As campaigns heat up, many ISU students remain apathetic

Bryna Greenlaw

According to a recent poll conducted by CBS News, 67 percent of registered Democrats couldn’t name a single Democratic presidential candidate. But one ISU professor estimates this percentage skyrockets to 90 percent on the ISU campus.

Steffen Schmidt, university professor of political science, said there is no immediate solution to voter apathy among the student population because many factors contribute to nonparticipation in the political system.

“The biggest problem is that college students are not real people,” Schmidt said. “They’re in between lives.”

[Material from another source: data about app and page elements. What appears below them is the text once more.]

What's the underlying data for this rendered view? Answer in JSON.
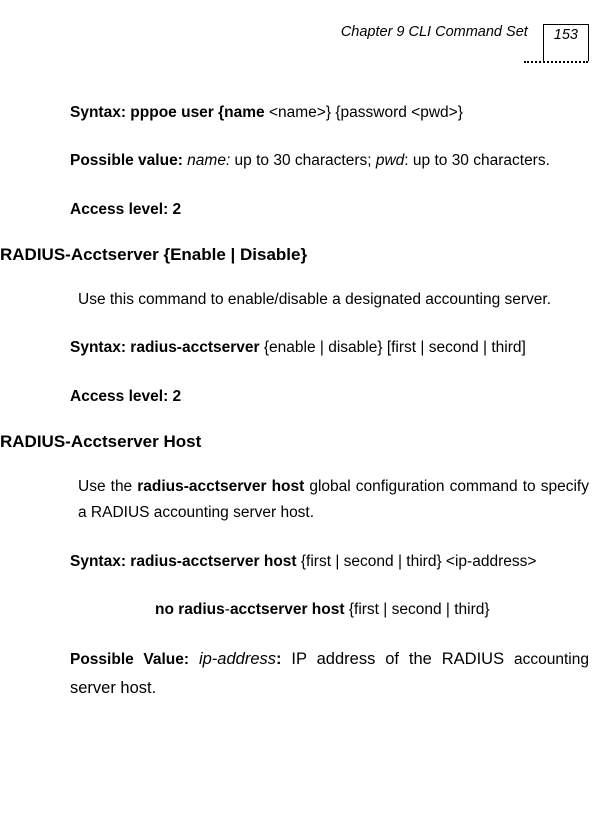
{
  "header": {
    "chapter": "Chapter 9 CLI Command Set",
    "page": "153"
  },
  "sec1": {
    "syntax_label": "Syntax: pppoe user {name",
    "syntax_rest": " <name>}  {password <pwd>}",
    "pv_label": "Possible value:",
    "pv_name_i": " name:",
    "pv_name_rest": " up to 30 characters; ",
    "pv_pwd_i": "pwd",
    "pv_pwd_rest": ": up to 30 characters.",
    "access": "Access level: 2"
  },
  "sec2": {
    "heading": "RADIUS-Acctserver  {Enable | Disable}",
    "desc": "Use this command to enable/disable a designated accounting server.",
    "syntax_b": "Syntax: radius-acctserver",
    "syntax_rest": " {enable | disable} [first | second | third]",
    "access": "Access level: 2"
  },
  "sec3": {
    "heading": "RADIUS-Acctserver Host",
    "desc_pre": "Use the ",
    "desc_b": "radius-acctserver host",
    "desc_rest": " global configuration command to specify a RADIUS accounting server host.",
    "syntax_b": "Syntax: radius-acctserver host",
    "syntax_rest": "   {first | second | third} <ip-address>",
    "no_b": "no radius",
    "no_b2": "acctserver host",
    "no_rest": "  {first | second | third}",
    "pv_b": "Possible Value:",
    "pv_i": " ip-address",
    "pv_b2": ":",
    "pv_rest": " IP address of the RADIUS ",
    "pv_acc_rest": "accounting ",
    "pv_server": "server host."
  }
}
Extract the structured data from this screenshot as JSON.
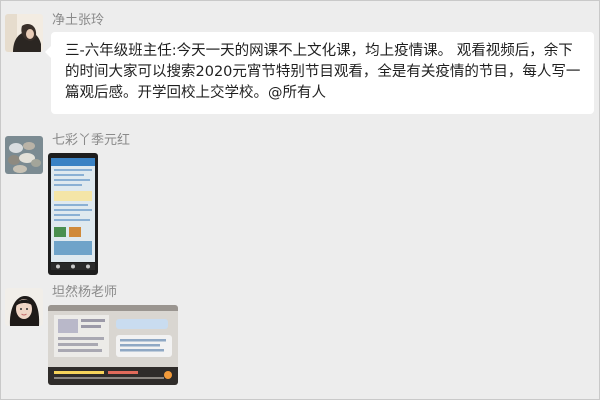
{
  "messages": [
    {
      "sender": "净土张玲",
      "type": "text",
      "text": "三-六年级班主任:今天一天的网课不上文化课，均上疫情课。 观看视频后，余下的时间大家可以搜索2020元宵节特别节目观看，全是有关疫情的节目，每人写一篇观后感。开学回校上交学校。@所有人"
    },
    {
      "sender": "七彩丫季元红",
      "type": "image",
      "image_desc": "phone-screenshot-thumbnail"
    },
    {
      "sender": "坦然杨老师",
      "type": "image",
      "image_desc": "video-lesson-thumbnail"
    }
  ],
  "colors": {
    "background": "#ededed",
    "bubble": "#ffffff",
    "sender_name": "#8a8a8a",
    "text": "#1f1f1f"
  }
}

Amber Luckstead, freshman in communication studies, agreed. Luckstead said although she’ll eventually register to vote, local issues don’t interest her at the moment and national issues seem too abstract.

“I’m just one out of how many people?” Luckstead said. “I don’t see me changing anything.”

Schmidt said many students, such as Luckstead, don’t think they can make a difference. He said they believe the election process has “all been wired. It’s all been set up. ‘Why should I spend the time voting?'”

Robert Lowry, associate professor of political science, said students fail to vote because they have busier lives than the general public and voting is not their top priority.

“Students have a lot of other things going on,” Lowry said.

The candidates themselves are partly to blame for voter apathy, Schmidt said.

Students relate to glamorous, interesting people, adjectives that don’t describe typical candidates, Schmidt said.

Rather, the public tends to see politicians as “a bunch of dorks,” he said.

Schmidt said he doubts the addition of Wesley Clark, a popular retired general, to the race will increase voter interest. Although Clark is a Washington outsider and war hero, both of which Schmidt said were advantages, Clark will be hurt by his lack of campaigning experience.

As the campaign heats up, Schmidt said more people will recognize the candidates, but not necessarily vote.

“People are going to be more aware,” Schmidt said.

Lowry said student apathy doesn’t pose a large problem.

“If people who don’t want to vote think it’s a problem, they can vote,” Lowry said.

Some students said they believed voting is important. Tonya Haack, senior in child, adult and family services, said she plans to vote in the next election.

“I want to support what I believe,” Haack said.